Because sanitation crews collect up to 15 tons each on pick-up days, McCarty-Skelton said, observing the city’s 40-pound trash bag limit is extra important to keep bags from exploding in the street. Lighter bags should be weighed down by heavier items, so they don’t blow away, she said.

Other methods of keeping the streets clean during the winter aren’t as simple.

Clean up the block

Thomas Conway, the deputy managing director of the city’s department of Community Life Improvement Program, tries to teach neighborhoods that trash is a community problem, not just an eyesore.

CLIP lends supplies to groups or individuals who want to organize cleanups, and teaches how to maintain them.

Conway acknowledged that abolishing the city’s filthy nickname is hard, especially in colder temperatures.
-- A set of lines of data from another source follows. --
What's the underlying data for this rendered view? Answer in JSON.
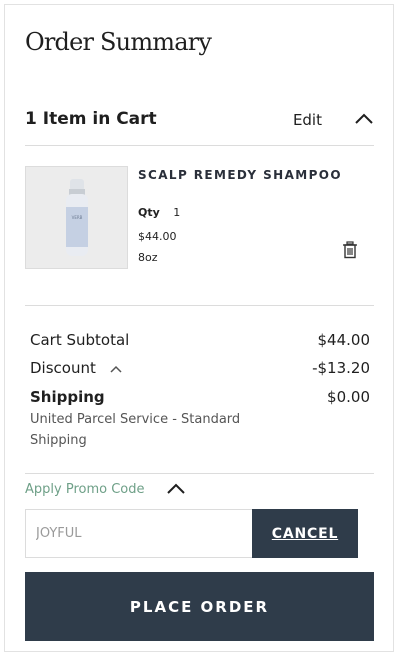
{
  "summary": {
    "title": "Order Summary"
  },
  "cart": {
    "count_label": "1 Item in Cart",
    "edit_label": "Edit",
    "item": {
      "name": "SCALP REMEDY SHAMPOO",
      "qty_label": "Qty",
      "qty": "1",
      "price": "$44.00",
      "size": "8oz",
      "image_caption": "VERB"
    }
  },
  "totals": {
    "subtotal_label": "Cart Subtotal",
    "subtotal_value": "$44.00",
    "discount_label": "Discount",
    "discount_value": "-$13.20",
    "shipping_label": "Shipping",
    "shipping_value": "$0.00",
    "shipping_method": "United Parcel Service - Standard Shipping"
  },
  "promo": {
    "label": "Apply Promo Code",
    "code": "JOYFUL",
    "cancel_label": "CANCEL"
  },
  "checkout": {
    "place_order_label": "PLACE ORDER"
  },
  "colors": {
    "primary": "#2f3c4a",
    "promo_link": "#6fa088",
    "divider": "#dcdcdc"
  }
}
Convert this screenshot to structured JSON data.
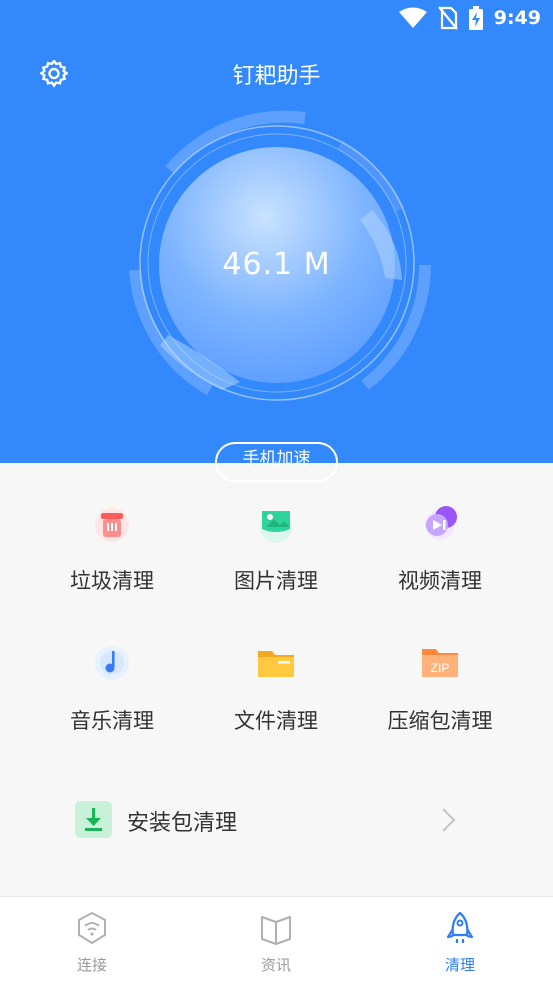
{
  "status_bar": {
    "time": "9:49"
  },
  "header": {
    "title": "钉耙助手",
    "cache_size": "46.1 M",
    "boost_button_label": "手机加速"
  },
  "features": [
    {
      "label": "垃圾清理",
      "icon": "trash-bin-icon"
    },
    {
      "label": "图片清理",
      "icon": "image-icon"
    },
    {
      "label": "视频清理",
      "icon": "video-play-icon"
    },
    {
      "label": "音乐清理",
      "icon": "music-note-icon"
    },
    {
      "label": "文件清理",
      "icon": "folder-icon"
    },
    {
      "label": "压缩包清理",
      "icon": "zip-archive-icon"
    }
  ],
  "apk_cleanup": {
    "label": "安装包清理",
    "icon": "download-package-icon"
  },
  "bottom_nav": {
    "items": [
      {
        "label": "连接",
        "icon": "wifi-shield-icon",
        "active": false
      },
      {
        "label": "资讯",
        "icon": "book-open-icon",
        "active": false
      },
      {
        "label": "清理",
        "icon": "rocket-icon",
        "active": true
      }
    ]
  },
  "colors": {
    "header_bg": "#3388fb",
    "accent": "#2f7dfa",
    "page_bg": "#f7f7f7"
  }
}
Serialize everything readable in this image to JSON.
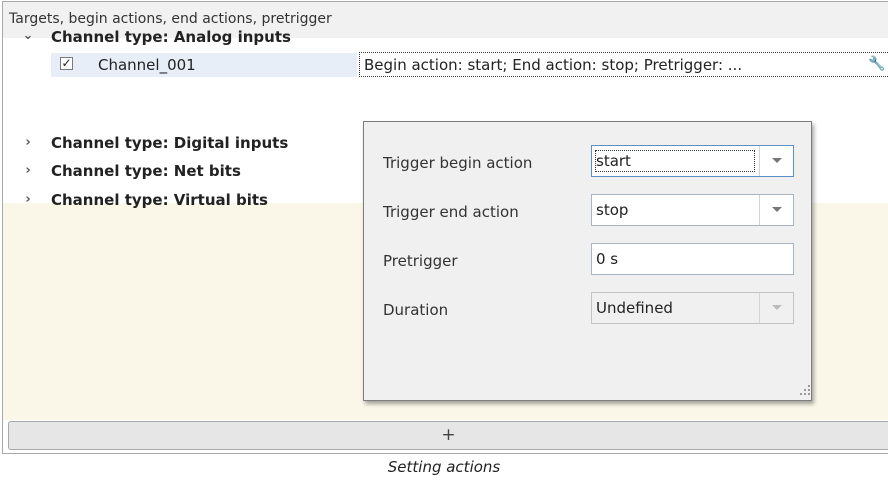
{
  "panel": {
    "header_title": "Targets, begin actions, end actions, pretrigger"
  },
  "tree": {
    "expanded_icon": "chevron-down-icon",
    "collapsed_icon": "chevron-right-icon",
    "groups": [
      {
        "label": "Channel type: Analog inputs",
        "expanded": true
      },
      {
        "label": "Channel type: Digital inputs",
        "expanded": false
      },
      {
        "label": "Channel type: Net bits",
        "expanded": false
      },
      {
        "label": "Channel type: Virtual bits",
        "expanded": false
      }
    ],
    "channel": {
      "checked": true,
      "label": "Channel_001",
      "summary": "Begin action: start; End action: stop; Pretrigger: ...",
      "edit_icon": "wrench-icon"
    }
  },
  "popup": {
    "fields": [
      {
        "label": "Trigger begin action",
        "value": "start",
        "type": "dropdown"
      },
      {
        "label": "Trigger end action",
        "value": "stop",
        "type": "dropdown"
      },
      {
        "label": "Pretrigger",
        "value": "0 s",
        "type": "text"
      },
      {
        "label": "Duration",
        "value": "Undefined",
        "type": "dropdown",
        "disabled": true
      }
    ]
  },
  "footer": {
    "add_label": "+"
  },
  "caption": "Setting actions",
  "colors": {
    "selection_row": "#e7eef8",
    "empty_area": "#faf7e8",
    "popup_bg": "#f0f0f0"
  }
}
“You see a lot of people [using CLIP services] in the spring and summer and early fall, if it’s warm,” he said. “But then it dies down in the winter.”

Each year, the mayor, along with the Streets Department, leads the Philly Spring Cleanup, when hundreds of people scour the city’s streets for trash. The city sponsors other clean-up days throughout the year, but they’re all in warmer months. The rest of the year, Conway said, it’s harder to motivate people.

After winter storms, trash can end up shoved onto sidewalks or stuck in yards.

Last year, out of the 575 individuals and organizations across the city who picked up materials from the CLIP warehouse in Huntington Park, only 25 used the program in January and only 16 did so in February. CLIP is promoted on the department’s website and on Twitter, but it ultimately comes down to citizens who are motivated to clean.

The top ZIP codes utilizing the CLIP cleanups are in North Philadelphia neighborhoods like Hunting Park, Fairhill, Tioga and North Central.

The motivation, he said, is simple — people want to live in a clean environment. But it can be hard to keep people accountable right after the streets have been cleaned.   

“There’s the idea that some areas have more trash than others,” he said. “But it’s more like there are some people that are more engaged than others.”

Containers of Philly Pretzel Factory cheese are among the items of trash found on Jefferson Street near 24th.

Belo agreed that trash reflects its community. He’s seen the mentality in his neighborhood change when it comes to litter. When most every home was owned instead of rented, he said, people would yell out their windows if they saw someone litter.
“We wouldn’t let you get away with that,” Belo said. “There was a real investment in the neighborhood.”

Over time, as the residents changed, so did the scenery. But Belo has always tried his hardest to keep Sharswood tidy.

While the dark and bleak season is making it harder to keep up with his cleaning routines, Belo said he can see the light at the end of the tunnel, if it means gaining the respect and pride that comes with a beautiful community.

“I had a kid ask me one time, ‘Why are you always cleaning up someone else’s mess?’” He says. “And I told him, ‘This is all our mess. This is my neighborhood just like it’s yours.’ The kid had a hard time wrapping his mind around that.”